WASHINGTON — Advocacy groups were quick to express their concerns about proposed cuts to federal funding for Amtrak and mass transit in the fiscal 2018 budget proposal that the White House released on Wednesday.
However, they also noted that President Donald J. Trump's budget plan is only the opening salvo in a prolonged battle between the executive and legislative branches over how the government should spend taxpayers' money. So far lawmakers have issued no statements about the transportation proposals.
The “America First” budget would eliminate funding for all of Amtrak's long-distance passenger trains. It would also eliminate any new capital projects under the Federal Transit Administration, and effectively terminate the Department of Transportation's popular TIGER grant program that has benefited transportation infrastructure projects since 2009.
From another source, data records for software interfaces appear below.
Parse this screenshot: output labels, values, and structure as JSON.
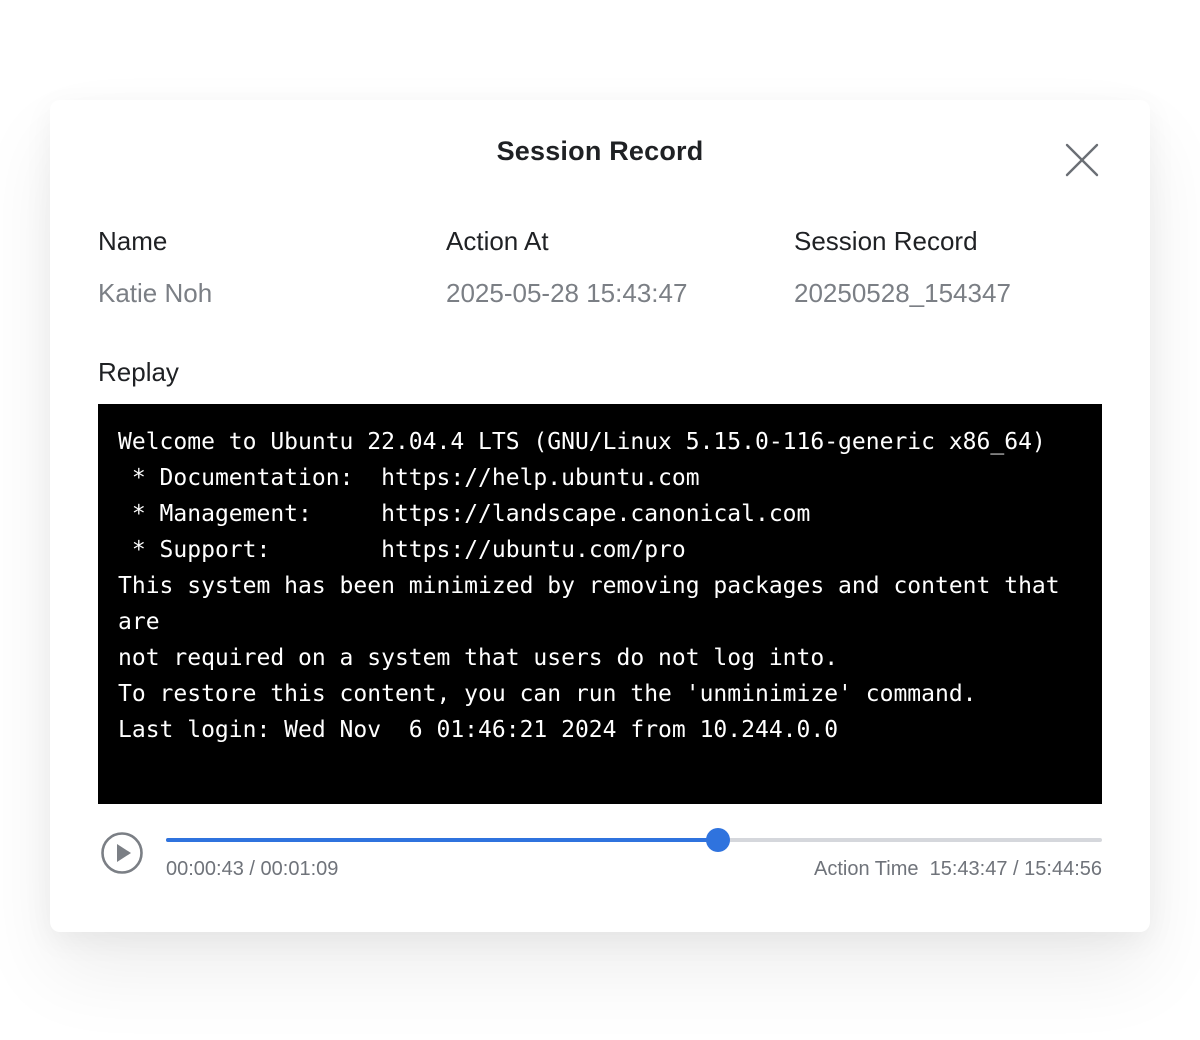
{
  "dialog": {
    "title": "Session Record",
    "close_icon": "close-icon"
  },
  "meta": {
    "name_label": "Name",
    "name_value": "Katie Noh",
    "action_at_label": "Action At",
    "action_at_value": "2025-05-28 15:43:47",
    "session_record_label": "Session Record",
    "session_record_value": "20250528_154347"
  },
  "replay": {
    "label": "Replay",
    "terminal_lines": [
      "Welcome to Ubuntu 22.04.4 LTS (GNU/Linux 5.15.0-116-generic x86_64)",
      " * Documentation:  https://help.ubuntu.com",
      " * Management:     https://landscape.canonical.com",
      " * Support:        https://ubuntu.com/pro",
      "This system has been minimized by removing packages and content that are",
      "not required on a system that users do not log into.",
      "To restore this content, you can run the 'unminimize' command.",
      "Last login: Wed Nov  6 01:46:21 2024 from 10.244.0.0"
    ]
  },
  "player": {
    "play_icon": "play-icon",
    "progress_percent": 59,
    "elapsed_time": "00:00:43 / 00:01:09",
    "action_time_label": "Action Time",
    "action_time_value": "15:43:47 / 15:44:56"
  },
  "colors": {
    "accent": "#2f73de",
    "terminal_bg": "#000000",
    "terminal_text": "#ffffff",
    "muted_text": "#7b7f85"
  }
}
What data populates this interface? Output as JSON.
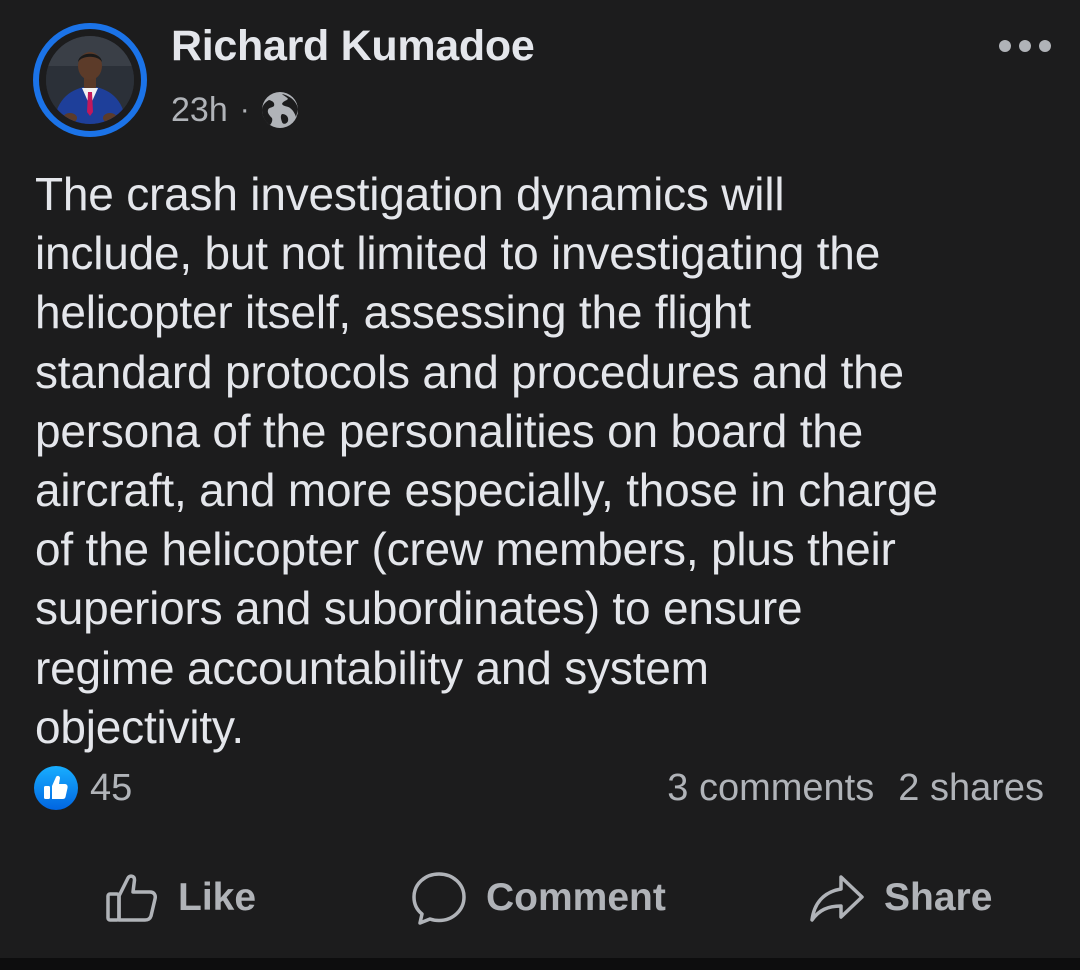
{
  "post": {
    "author_name": "Richard Kumadoe",
    "timestamp": "23h",
    "separator": "·",
    "audience_icon": "globe-icon",
    "body_text": "The crash investigation dynamics will\ninclude, but not limited to investigating the\nhelicopter itself, assessing the flight\nstandard protocols and procedures and the\npersona of the personalities on board the\naircraft, and more especially, those in charge\nof the helicopter (crew members, plus their\nsuperiors and subordinates) to ensure\nregime accountability and system\nobjectivity."
  },
  "stats": {
    "reaction_count": "45",
    "comments": "3 comments",
    "shares": "2 shares"
  },
  "actions": {
    "like_label": "Like",
    "comment_label": "Comment",
    "share_label": "Share"
  },
  "colors": {
    "background": "#1c1c1d",
    "accent": "#1b73e8",
    "primary_text": "#e4e6eb",
    "secondary_text": "#b0b3b8"
  },
  "icons": {
    "more": "more-options-icon",
    "like_badge": "thumbs-up-badge-icon",
    "like": "thumbs-up-icon",
    "comment": "comment-bubble-icon",
    "share": "share-arrow-icon"
  }
}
The National Public Transportation Association said that while the president is touting a $1 trillion investment in infrastructure, the White House wants to cut billions from existing transit program.
Some 220 communities would lose Amtrak service if Congress carried through with the funding cuts, according to the National Association of Railroad Passengers.
“It’s ironic that President Trump’s first budget proposal undermines the very communities whose economic hardship and sense of isolation from the rest of the country helped propel him into office,” said Jim Mathews, NARP president. He said many small towns depend on Amtrak as a link to the U.S. economy.
“These proposed cuts come as President Trump continues to promise that our tax dollars will be invested in rebuilding America's infrastructure,” Mathews said. “Instead, we have seen an all-out assault on any project — public and private — that would advance passenger rail.”
Amtrak employees should not be alarmed by the headlines, according to President Charles W. "Wick" Moorman.
“We do not yet know [what will happen],” Moorman said in a letter to employees on Wednesday. “Every year, there is vigorous debate on what Congress should fund and what it should cut. These debates are long and hard, and they often result in a final outcome that is very different from the initial proposal, so let’s give this process some time.
“As the budget process progresses, we look forward to working with President Trump, [DOT] Secretary Chao, and Congress to ensure they understand the value of Amtrak’s long distance trains and what these proposed cuts would mean to this important part of the nation’s transportation system,” Moorman said.